Jeff McIntyre, president of West Virginia American Water, said that officials had set up four labs to test the amount of chemical in the water, but that it might take days to provide enough samples to determine whether the water was safe.
At a news conference here Saturday, officials said that the Federal Emergency Management Agency had already brought roughly 370,000 gallons of drinkable water to Charleston, the state capital, and nine surrounding counties that have been affected. Residents have been instructed to not drink tap water, shower, or use the water for anything other than flushing the toilet.
On Saturday, local officials were distributing clean water at fire stations, a high school and a pizzeria. FEMA planned to bring about 211,000 more gallons of water to the region Saturday, and an additional 211,000 today.

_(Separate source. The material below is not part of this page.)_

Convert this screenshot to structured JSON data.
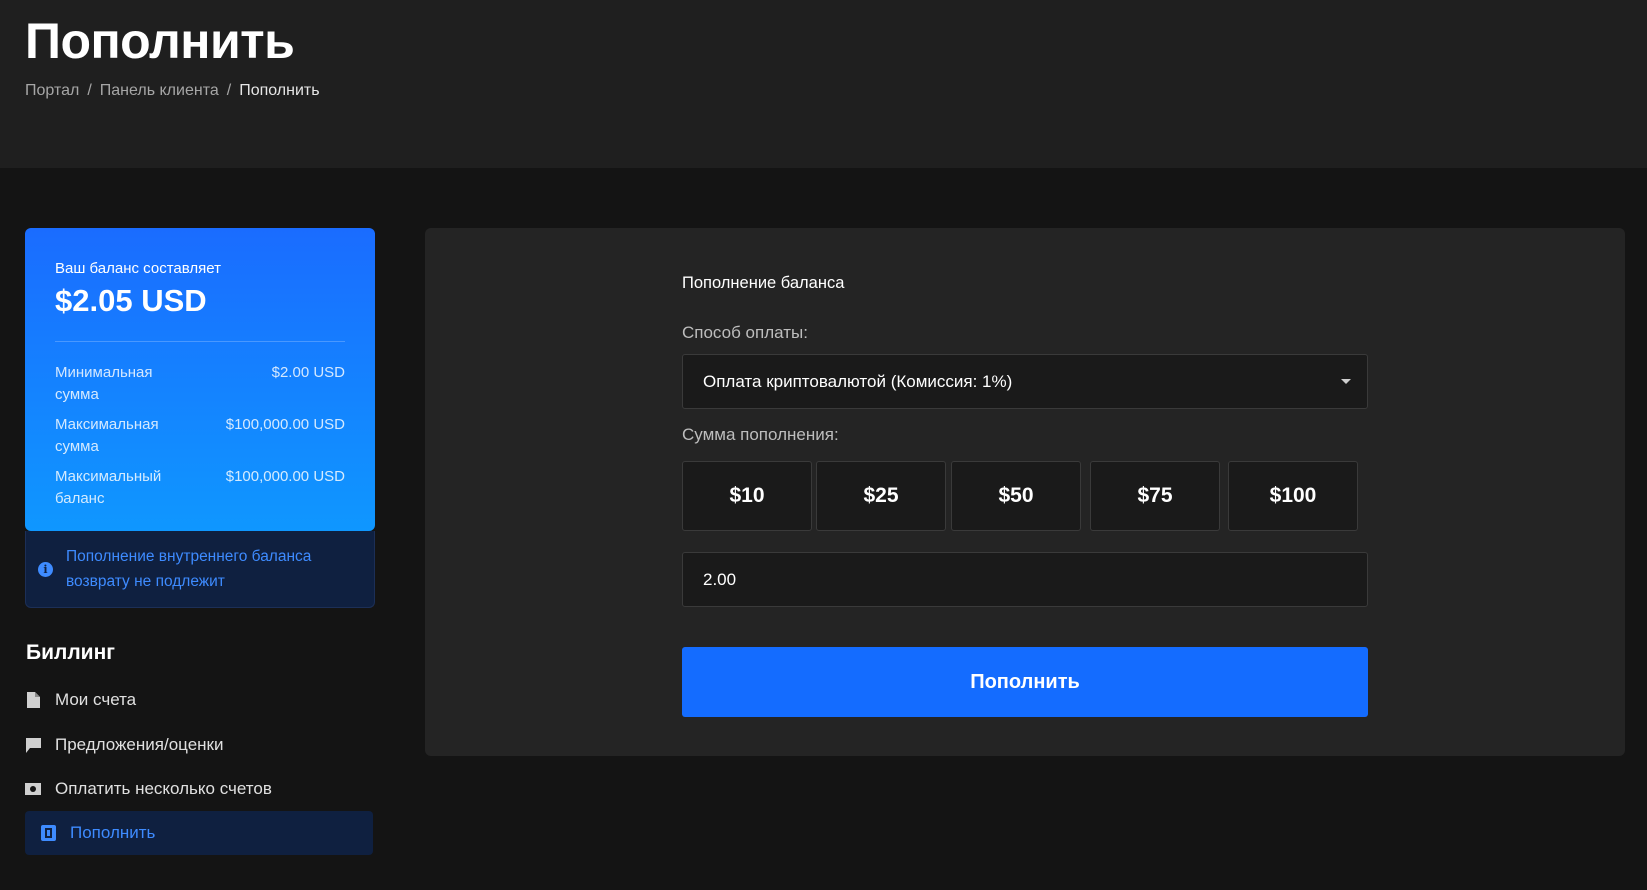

At least 122 people have gone to local hospitals reporting nausea and vomiting, state officials said Saturday. Five people were admitted at two hospitals.
Four people who were hospitalized at Charleston Area Medical Center on Thursday have been released, said Dale Witte, a spokesman for the center.
About 7,500 gallons of chemical was spilled into the river, about 2,500 more than previous estimated, said Mike Dorsey, chief of homeland security and emergency response for the West Virginia Department of Environmental Protection.
State officials said the industrial chemical 4-methylcyclohexane methanol, or MCHM, used in coal processing, seeped from a ruptured storage tank Thursday into the Elk River. Exposure to the chemical, which smells like licorice, can cause headaches, eye and skin irritation and difficulty breathing, according to the American Conference of Governmental Industrial Hygienists.